Recent Examples on the Web Without the backing of a mathematical proof, the value of the vorticity might only seem to be increasing to infinity because of some artifact of the simulation. Jordana Cepelewicz, Quanta Magazine, 16 Nov. 2022 The city is more than 80% Black, an artifact of white flight that began in the 1980s, after its public schools were integrated. Michael Hiltzik, Los Angeles Times, 7 Sep. 2022 After days spent pondering the wreckage of the present, Chilpik’s forsaken clay seemed less like an artifact of distant events, more an echo. Henry Wismayer, Anchorage Daily News, 30 Aug. 2022 Negotiations took place between Guatemala, the French government, UNESCO and the private collector, the spokesperson said, and the collector ultimately decided to return the artifact to Guatemala. Harmeet Kaur, CNN, 26 Oct. 2021 The piece is both an artifact of the production and a metaphor for its sensibility. Chris Klimek, Smithsonian Magazine, 20 Sep. 2022 All your gear will be the same power level, and that power will be gained from the artifact and a giant XP pool. Paul Tassi, Forbes, 16 Aug. 2022 Created for television by head writer Bisha K. Ali, the six-episode series is an origin story that sees Kamala, a Pakistani American teen living in Jersey City, N.J., acquire superpowers from a mysterious family artifact. Tracy Brownstaff Writer, Los Angeles Times, 8 June 2022 Everyone’s still borrowing from an artifact that was developed by coal miners 100 years ago. Kelly Bastone, Outside Online, 9 July 2018 See More
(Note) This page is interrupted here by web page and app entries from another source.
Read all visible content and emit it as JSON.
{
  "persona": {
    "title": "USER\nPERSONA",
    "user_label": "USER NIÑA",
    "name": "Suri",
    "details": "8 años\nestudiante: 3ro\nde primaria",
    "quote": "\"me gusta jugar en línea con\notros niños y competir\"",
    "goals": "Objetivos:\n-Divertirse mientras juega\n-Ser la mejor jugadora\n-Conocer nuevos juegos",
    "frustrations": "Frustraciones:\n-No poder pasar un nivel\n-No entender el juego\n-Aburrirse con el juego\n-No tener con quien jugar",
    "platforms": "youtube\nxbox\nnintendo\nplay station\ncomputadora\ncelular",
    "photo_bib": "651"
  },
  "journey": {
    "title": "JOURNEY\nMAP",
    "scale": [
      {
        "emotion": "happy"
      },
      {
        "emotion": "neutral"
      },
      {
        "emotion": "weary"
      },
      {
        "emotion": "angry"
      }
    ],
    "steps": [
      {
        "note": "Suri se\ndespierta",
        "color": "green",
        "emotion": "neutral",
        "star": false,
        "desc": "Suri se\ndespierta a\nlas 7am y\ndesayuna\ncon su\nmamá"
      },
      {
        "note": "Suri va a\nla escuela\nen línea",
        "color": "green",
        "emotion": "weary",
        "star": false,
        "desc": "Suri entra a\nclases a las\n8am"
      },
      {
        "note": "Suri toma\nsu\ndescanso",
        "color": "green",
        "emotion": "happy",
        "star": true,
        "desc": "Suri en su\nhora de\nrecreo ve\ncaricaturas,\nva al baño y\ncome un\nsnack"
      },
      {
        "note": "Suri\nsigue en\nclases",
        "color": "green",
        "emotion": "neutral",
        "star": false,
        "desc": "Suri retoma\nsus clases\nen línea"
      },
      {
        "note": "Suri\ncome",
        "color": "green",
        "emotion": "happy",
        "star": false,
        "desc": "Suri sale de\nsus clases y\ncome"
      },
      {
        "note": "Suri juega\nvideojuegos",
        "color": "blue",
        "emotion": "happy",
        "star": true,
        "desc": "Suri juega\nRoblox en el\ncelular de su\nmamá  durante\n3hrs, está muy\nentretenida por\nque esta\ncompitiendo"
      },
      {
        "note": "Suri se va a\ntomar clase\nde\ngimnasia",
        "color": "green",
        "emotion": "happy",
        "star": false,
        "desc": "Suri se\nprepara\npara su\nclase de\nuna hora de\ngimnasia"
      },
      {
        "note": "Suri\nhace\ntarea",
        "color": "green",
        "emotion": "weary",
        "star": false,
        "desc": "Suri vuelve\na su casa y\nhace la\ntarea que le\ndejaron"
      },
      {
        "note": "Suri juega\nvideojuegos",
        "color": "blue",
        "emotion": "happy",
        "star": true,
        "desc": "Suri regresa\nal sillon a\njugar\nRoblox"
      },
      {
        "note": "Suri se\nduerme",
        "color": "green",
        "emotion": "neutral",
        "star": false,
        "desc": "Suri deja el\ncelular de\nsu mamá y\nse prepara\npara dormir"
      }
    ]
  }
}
These example sentences are selected automatically from various online news sources to reflect current usage of the word 'artifact.' Views expressed in the examples do not represent the opinion of Merriam-Webster or its editors. Send us feedback.

Word History

Etymology

borrowed from New Latin arte factus "made by human agency," from Latin arte "by skill or craft" (ablative of art-, ars "acquired skill, craftmanship") + factus, past participle of facere "to make, bring about, do" — more at art entry 1, fact

Note: The usual American spelling artifact—opposed to artefact in the British Isles and elsewhere—shows assimilation to Latin compounds with arti- (see artifice).

First Known Use

1644, in the meaning defined at sense 1a

Time Traveler
The first known use of artifact was in 1644

Dictionary Entries Near artifact

Cite this Entry

“Artifact.” Merriam-Webster.com Dictionary, Merriam-Webster, https://www.merriam-webster.com/dictionary/artifact. Accessed 7 Dec. 2022.

Kids Definition

artifact

noun

ar·​ti·​fact ˈärt-i-ˌfakt How to pronounce artifact (audio)
: a usually simple object (as a tool or ornament) showing human work and representing a culture or a stage in the development of a culture

Medical Definition

artifact

noun

ar·​ti·​fact
variants or chiefly British artefact
1
: a product of artificial character due to extraneous (as human) agency
specifically : a product or formation in a microscopic preparation of a fixed tissue or cell that is caused by manipulation or reagents and is not indicative of actual structural relationships
2
: an electrocardiographic and electroencephalographic wave that arises from sources other than the heart or brain
artifactual adjective
or chiefly British artefactual
Last Updated: - Updated example sentences
Love words? Need even more definitions?

Subscribe to America's largest dictionary and get thousands more definitions and advanced search—ad free!


The Great British Vocabulary Quiz

  • union jack speech bubble
  • Named after Sir Robert Peel, what are British police called?
Name That Thing

You know what it looks like… but what is it called?

TAKE THE QUIZ
Universal Daily Crossword

A daily challenge for crossword fanatics.

TAKE THE QUIZ